= WHAT YOU NEED TO DO =
Find the lines in the records below that contain "icon", and report each of them.
═══ ENTRIES SHOWN ═══
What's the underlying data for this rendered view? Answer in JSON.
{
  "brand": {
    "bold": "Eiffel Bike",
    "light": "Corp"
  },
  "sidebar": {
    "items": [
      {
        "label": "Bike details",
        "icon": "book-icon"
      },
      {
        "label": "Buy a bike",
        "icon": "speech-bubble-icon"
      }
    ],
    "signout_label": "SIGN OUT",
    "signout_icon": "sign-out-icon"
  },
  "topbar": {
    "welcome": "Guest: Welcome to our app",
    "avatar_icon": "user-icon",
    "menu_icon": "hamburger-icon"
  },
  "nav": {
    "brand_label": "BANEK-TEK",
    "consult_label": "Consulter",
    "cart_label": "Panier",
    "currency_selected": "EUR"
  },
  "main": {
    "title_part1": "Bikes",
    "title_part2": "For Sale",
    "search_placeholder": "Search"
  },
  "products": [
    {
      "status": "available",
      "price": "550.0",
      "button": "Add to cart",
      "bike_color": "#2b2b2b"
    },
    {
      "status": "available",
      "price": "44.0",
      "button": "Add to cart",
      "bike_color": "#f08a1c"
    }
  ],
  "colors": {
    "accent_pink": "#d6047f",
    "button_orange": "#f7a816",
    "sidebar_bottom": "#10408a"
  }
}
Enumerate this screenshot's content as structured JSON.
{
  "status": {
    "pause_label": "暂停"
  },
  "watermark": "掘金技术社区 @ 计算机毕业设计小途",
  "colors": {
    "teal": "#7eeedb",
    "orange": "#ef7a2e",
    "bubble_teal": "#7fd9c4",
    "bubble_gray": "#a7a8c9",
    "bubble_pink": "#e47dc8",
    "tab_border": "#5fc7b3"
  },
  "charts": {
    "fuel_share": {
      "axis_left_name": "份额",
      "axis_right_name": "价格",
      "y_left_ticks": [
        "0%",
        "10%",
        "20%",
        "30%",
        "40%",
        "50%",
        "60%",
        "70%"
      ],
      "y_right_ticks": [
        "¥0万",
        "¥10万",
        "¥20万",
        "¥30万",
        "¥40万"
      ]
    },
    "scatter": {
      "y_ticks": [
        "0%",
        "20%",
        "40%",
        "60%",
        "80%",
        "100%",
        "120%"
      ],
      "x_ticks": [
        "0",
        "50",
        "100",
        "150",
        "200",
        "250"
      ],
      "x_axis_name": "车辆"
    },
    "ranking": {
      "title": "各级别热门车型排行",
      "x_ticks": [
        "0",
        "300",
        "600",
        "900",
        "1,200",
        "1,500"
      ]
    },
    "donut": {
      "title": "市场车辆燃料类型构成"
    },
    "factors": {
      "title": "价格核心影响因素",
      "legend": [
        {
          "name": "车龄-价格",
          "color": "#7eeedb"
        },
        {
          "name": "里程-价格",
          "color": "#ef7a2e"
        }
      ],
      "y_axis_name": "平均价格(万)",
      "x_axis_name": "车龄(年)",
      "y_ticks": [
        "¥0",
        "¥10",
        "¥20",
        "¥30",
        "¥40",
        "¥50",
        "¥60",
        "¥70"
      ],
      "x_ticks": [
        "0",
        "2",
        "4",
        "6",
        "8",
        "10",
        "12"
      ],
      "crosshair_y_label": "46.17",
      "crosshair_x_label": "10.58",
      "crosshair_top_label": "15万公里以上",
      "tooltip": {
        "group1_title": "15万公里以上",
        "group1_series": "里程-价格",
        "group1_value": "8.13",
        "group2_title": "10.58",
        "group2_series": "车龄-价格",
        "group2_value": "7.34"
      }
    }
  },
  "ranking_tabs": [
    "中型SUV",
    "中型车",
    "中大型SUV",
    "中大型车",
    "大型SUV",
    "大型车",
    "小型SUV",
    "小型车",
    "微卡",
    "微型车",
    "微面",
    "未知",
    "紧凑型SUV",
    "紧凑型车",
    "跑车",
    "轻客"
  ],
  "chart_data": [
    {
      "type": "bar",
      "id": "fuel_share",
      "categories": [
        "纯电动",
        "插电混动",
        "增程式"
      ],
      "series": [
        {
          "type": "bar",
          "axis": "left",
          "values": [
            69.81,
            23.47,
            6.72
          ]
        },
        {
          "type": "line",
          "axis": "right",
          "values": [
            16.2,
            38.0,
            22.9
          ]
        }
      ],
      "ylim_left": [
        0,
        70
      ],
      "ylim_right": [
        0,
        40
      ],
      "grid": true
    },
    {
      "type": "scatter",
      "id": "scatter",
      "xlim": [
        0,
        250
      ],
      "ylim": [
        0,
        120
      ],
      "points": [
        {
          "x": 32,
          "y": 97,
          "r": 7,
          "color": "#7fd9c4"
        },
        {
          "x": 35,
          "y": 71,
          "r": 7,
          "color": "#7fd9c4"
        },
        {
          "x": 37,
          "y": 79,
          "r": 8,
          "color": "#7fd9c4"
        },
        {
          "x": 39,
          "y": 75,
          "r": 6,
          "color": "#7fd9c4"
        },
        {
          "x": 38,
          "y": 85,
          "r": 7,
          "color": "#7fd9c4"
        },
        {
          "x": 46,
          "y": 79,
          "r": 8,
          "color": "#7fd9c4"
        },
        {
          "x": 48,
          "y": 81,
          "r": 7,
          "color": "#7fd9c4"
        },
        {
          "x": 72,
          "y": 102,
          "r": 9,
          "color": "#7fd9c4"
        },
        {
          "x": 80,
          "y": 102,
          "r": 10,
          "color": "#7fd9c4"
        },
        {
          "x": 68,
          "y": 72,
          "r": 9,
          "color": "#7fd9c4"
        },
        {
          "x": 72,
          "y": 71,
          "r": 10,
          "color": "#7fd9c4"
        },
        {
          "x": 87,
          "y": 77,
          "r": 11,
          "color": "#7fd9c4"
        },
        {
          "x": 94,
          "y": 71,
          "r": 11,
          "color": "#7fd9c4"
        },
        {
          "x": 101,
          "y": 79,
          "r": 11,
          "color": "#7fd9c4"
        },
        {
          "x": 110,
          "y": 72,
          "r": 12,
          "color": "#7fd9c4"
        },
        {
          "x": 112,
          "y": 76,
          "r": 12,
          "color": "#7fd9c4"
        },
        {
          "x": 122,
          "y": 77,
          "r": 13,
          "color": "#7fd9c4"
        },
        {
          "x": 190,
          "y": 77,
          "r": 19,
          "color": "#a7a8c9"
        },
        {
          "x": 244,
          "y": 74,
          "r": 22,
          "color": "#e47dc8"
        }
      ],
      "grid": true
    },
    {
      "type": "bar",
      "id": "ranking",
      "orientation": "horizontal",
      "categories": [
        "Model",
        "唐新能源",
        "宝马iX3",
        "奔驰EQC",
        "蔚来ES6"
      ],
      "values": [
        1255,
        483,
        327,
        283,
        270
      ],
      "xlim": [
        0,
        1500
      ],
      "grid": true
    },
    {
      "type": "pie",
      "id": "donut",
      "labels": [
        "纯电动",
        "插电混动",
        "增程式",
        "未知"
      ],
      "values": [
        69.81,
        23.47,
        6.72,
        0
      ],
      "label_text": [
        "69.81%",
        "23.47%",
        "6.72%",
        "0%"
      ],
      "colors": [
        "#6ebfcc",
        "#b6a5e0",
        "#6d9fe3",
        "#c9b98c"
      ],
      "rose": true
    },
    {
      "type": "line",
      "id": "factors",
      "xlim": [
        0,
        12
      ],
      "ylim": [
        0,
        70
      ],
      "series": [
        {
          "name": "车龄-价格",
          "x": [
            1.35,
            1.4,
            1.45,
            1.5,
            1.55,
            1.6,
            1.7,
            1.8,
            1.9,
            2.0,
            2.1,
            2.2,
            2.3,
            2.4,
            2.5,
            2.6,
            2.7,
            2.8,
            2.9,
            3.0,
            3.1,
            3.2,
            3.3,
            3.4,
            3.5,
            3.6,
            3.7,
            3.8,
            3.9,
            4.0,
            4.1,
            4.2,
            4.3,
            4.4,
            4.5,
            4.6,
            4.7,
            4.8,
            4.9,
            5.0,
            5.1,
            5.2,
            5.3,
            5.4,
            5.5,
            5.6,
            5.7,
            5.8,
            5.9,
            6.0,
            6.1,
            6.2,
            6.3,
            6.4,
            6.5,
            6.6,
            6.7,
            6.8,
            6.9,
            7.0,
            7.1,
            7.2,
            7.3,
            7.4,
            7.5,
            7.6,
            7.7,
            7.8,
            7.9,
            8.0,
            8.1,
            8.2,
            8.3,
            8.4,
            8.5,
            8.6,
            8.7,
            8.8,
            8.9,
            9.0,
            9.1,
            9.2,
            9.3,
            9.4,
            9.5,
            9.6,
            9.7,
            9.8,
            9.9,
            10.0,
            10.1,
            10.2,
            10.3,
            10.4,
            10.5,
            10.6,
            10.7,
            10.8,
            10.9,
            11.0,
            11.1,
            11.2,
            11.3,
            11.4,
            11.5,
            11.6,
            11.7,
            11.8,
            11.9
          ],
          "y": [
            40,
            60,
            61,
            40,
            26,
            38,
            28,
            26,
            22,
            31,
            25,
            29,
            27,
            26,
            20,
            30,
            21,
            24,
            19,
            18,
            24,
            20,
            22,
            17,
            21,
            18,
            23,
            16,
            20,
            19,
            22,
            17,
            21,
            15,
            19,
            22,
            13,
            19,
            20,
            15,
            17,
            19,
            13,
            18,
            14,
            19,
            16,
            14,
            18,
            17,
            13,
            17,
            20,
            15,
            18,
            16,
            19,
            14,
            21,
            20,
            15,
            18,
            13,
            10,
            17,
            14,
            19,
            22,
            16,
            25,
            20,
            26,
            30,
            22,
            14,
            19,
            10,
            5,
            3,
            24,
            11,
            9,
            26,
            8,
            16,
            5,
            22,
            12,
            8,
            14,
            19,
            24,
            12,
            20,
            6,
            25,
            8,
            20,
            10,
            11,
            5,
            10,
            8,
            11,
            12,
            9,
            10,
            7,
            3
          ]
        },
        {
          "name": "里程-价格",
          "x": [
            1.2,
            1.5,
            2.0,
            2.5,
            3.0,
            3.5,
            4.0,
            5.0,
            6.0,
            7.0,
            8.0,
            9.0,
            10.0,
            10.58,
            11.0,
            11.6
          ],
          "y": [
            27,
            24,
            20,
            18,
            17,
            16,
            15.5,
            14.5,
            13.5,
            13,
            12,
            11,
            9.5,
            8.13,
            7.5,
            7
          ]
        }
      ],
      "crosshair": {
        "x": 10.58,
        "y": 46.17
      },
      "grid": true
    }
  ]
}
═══
= RESPONSE TO THE TASK =
        "icon": "book-icon"
        "icon": "speech-bubble-icon"
    "signout_icon": "sign-out-icon"
    "avatar_icon": "user-icon",
    "menu_icon": "hamburger-icon"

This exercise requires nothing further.